ACTIVITY — The following listing has lines to check for the word "Main"; give only the number of lines that contain it.

MATERIAL PROVIDED —
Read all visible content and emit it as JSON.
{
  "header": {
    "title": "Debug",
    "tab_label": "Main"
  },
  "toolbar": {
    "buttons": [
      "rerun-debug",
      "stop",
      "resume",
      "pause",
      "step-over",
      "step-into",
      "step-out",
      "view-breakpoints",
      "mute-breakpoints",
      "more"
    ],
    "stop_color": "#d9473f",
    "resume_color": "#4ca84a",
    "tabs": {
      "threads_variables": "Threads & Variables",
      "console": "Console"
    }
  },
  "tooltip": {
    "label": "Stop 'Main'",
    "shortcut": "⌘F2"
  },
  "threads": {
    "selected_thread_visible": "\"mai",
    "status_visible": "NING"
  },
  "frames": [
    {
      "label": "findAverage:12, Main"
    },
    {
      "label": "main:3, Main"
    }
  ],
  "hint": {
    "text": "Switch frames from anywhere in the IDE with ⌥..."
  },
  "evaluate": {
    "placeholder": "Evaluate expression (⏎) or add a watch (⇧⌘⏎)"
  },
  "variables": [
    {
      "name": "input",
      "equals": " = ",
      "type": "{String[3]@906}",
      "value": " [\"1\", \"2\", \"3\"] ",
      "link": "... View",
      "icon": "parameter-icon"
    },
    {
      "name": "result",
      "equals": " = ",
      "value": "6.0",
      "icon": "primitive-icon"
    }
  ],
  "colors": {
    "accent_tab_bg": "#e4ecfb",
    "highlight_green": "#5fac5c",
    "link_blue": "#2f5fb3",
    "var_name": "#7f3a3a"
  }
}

OUTPUT OF THE EXERCISE — 4